When a borrower is able to renegotiate the terms of his or her current mortgage, this is call a loan modification. The borrower may be current, late, in default, in foreclosure, or in bankruptcy when applying for a loan modification.
A loan modification will typically result in the change to the loan’s monthly payment, interest rate, length, or outstanding principal balance.
Requirements include demonstrating financial hardship while also showing that the borrower has the capacity to continue to pay for the mortgage.
A borrower is a candidate for a loan modification if he/she:
1. Wants to continue to live in the house
2. Has experienced a demonstrable financial hardship
3. Has income/employment and thus able to keep paying in the mortgage
Examples of hardship
Loss of income
Illness, accident, or serious medical issues
Death of the family
Increase of family size
Other circumstances beyond your control that cause financial problems
Lenders and servicers receive government incentives for participating in loan modifications. Note that all lenders and servicers have different policies covering loss mitigation.
Lenders are looking at their financial bottom line. Foreclosure is an expensive process, and often it makes more sense monetarily for the lender to accept a short sale than to foreclose.
The key to a loan modification is striking a balance between your income and expenses. Borrower must demonstrate that he or she cannot afford the current loan terms, but is otherwise a qualified borrower for other loan terms. In essence, you must show that even though you can’t afford your current payment, you are still financially able to afford a substantial payment.
Being a borrower in the position of trying to convince the bank that you cannot afford one particular payment, but that you can afford another, is a bit of a catch-22 situation. Having an attorney speak with the lender on your behalf may make striking this balance easier to achieve.
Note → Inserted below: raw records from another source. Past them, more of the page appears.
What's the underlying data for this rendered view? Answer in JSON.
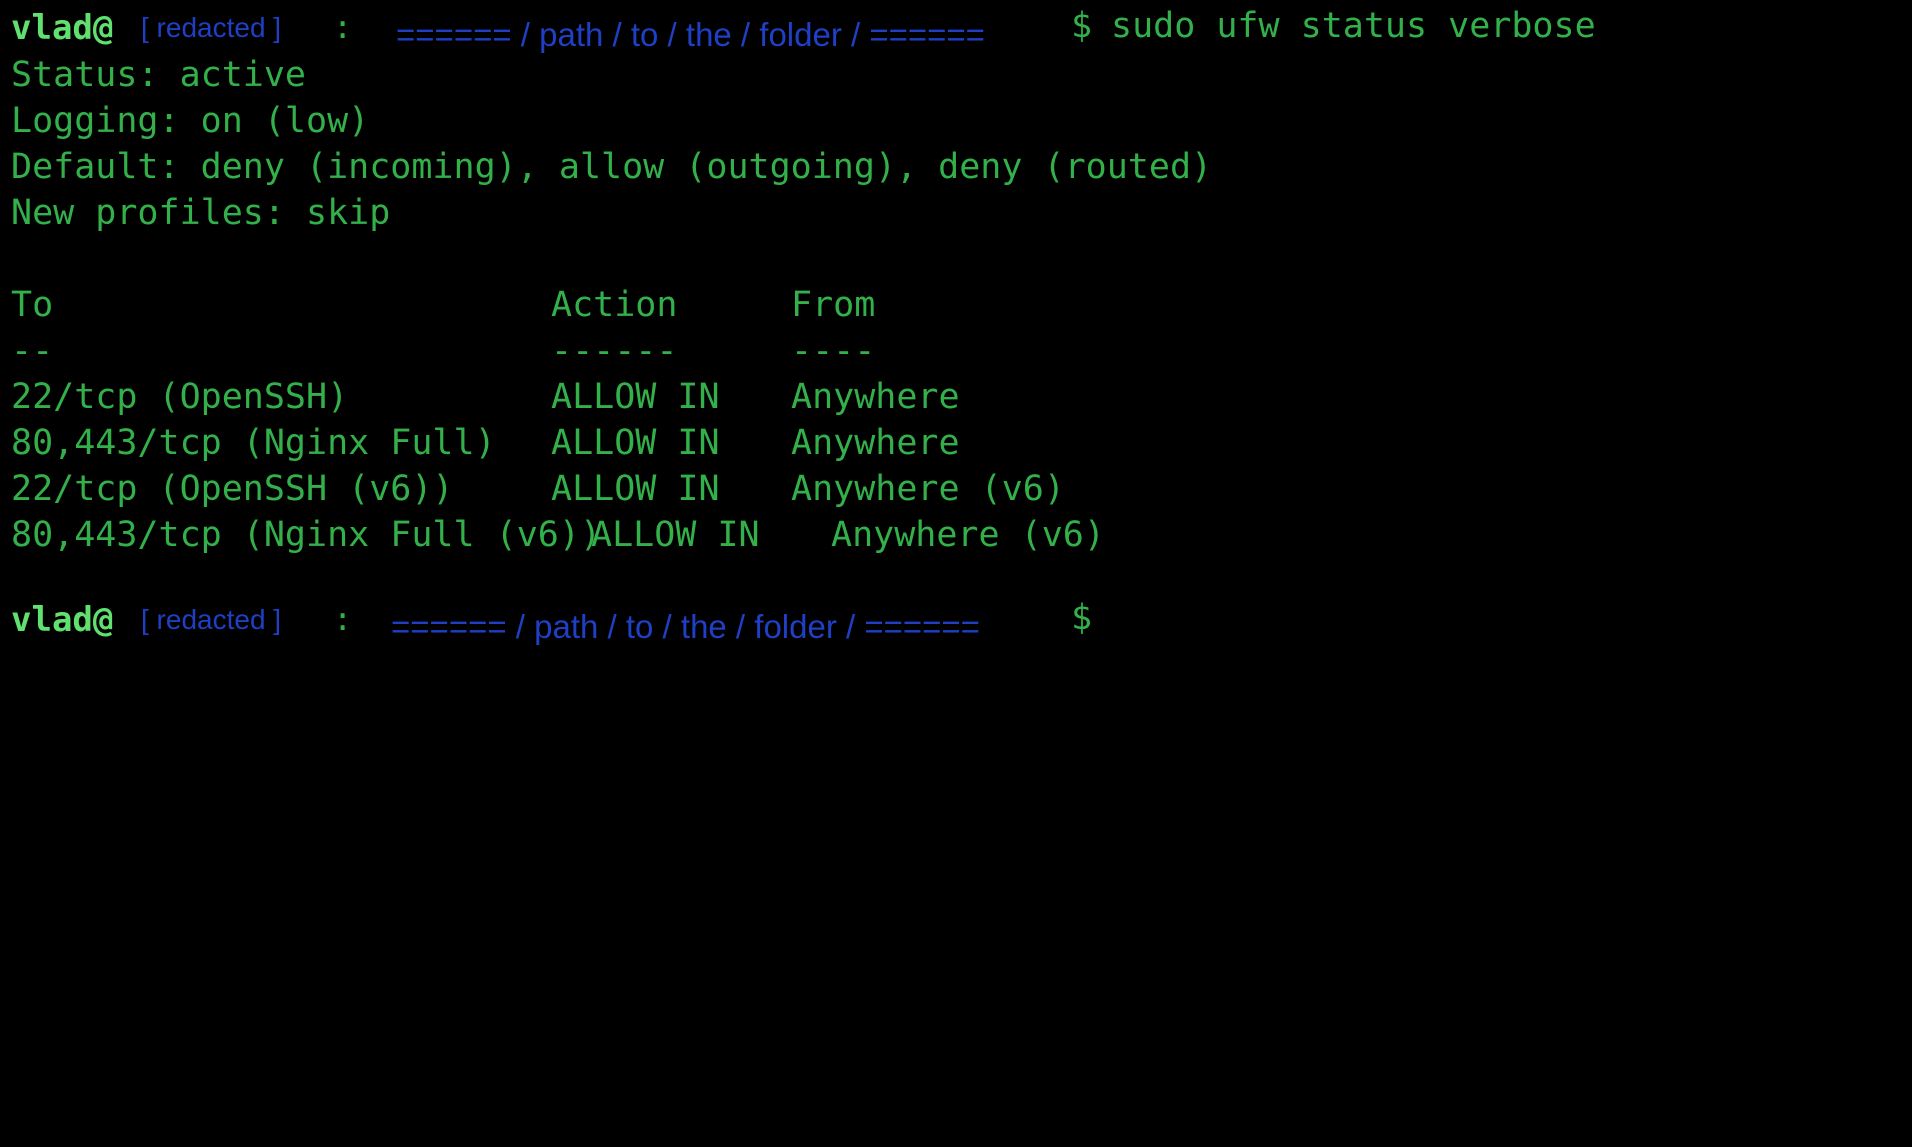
{
  "prompt": {
    "user": "vlad@",
    "host": "[ redacted ]",
    "separator": ":",
    "path": "====== / path / to / the / folder / ======",
    "symbol": "$"
  },
  "command": "sudo ufw status verbose",
  "output": {
    "status": "Status: active",
    "logging": "Logging: on (low)",
    "default": "Default: deny (incoming), allow (outgoing), deny (routed)",
    "new_profiles": "New profiles: skip"
  },
  "rules_table": {
    "headers": {
      "to": "To",
      "action": "Action",
      "from": "From"
    },
    "dividers": {
      "to": "--",
      "action": "------",
      "from": "----"
    },
    "rows": [
      {
        "to": "22/tcp (OpenSSH)",
        "action": "ALLOW IN",
        "from": "Anywhere"
      },
      {
        "to": "80,443/tcp (Nginx Full)",
        "action": "ALLOW IN",
        "from": "Anywhere"
      },
      {
        "to": "22/tcp (OpenSSH (v6))",
        "action": "ALLOW IN",
        "from": "Anywhere (v6)"
      },
      {
        "to": "80,443/tcp (Nginx Full (v6))",
        "action": "ALLOW IN",
        "from": "Anywhere (v6)"
      }
    ]
  },
  "colors": {
    "background": "#000000",
    "text": "#33b04a",
    "user": "#5fe06f",
    "host_path": "#1f3fc4"
  }
}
A mortgage may be modified to:
1. Reduce or change an interest rate
2. Reduce principal
3. Increase loan repayment term
4. Reduce penalties and late fees
Government program: HAMP
Home Affordable Modification Program (HAMP) is intended to help homeowners at risk of foreclosure by having lenders lower borrowers’ monthly mortgage payments. The HAMP Program is part of the Making Home Affordable Program which was created by the Financial Stability Act of 2009. HAMP creates standard loan modification guidelines for lenders to take into consideration when evaluating a borrower for a potential loan modification.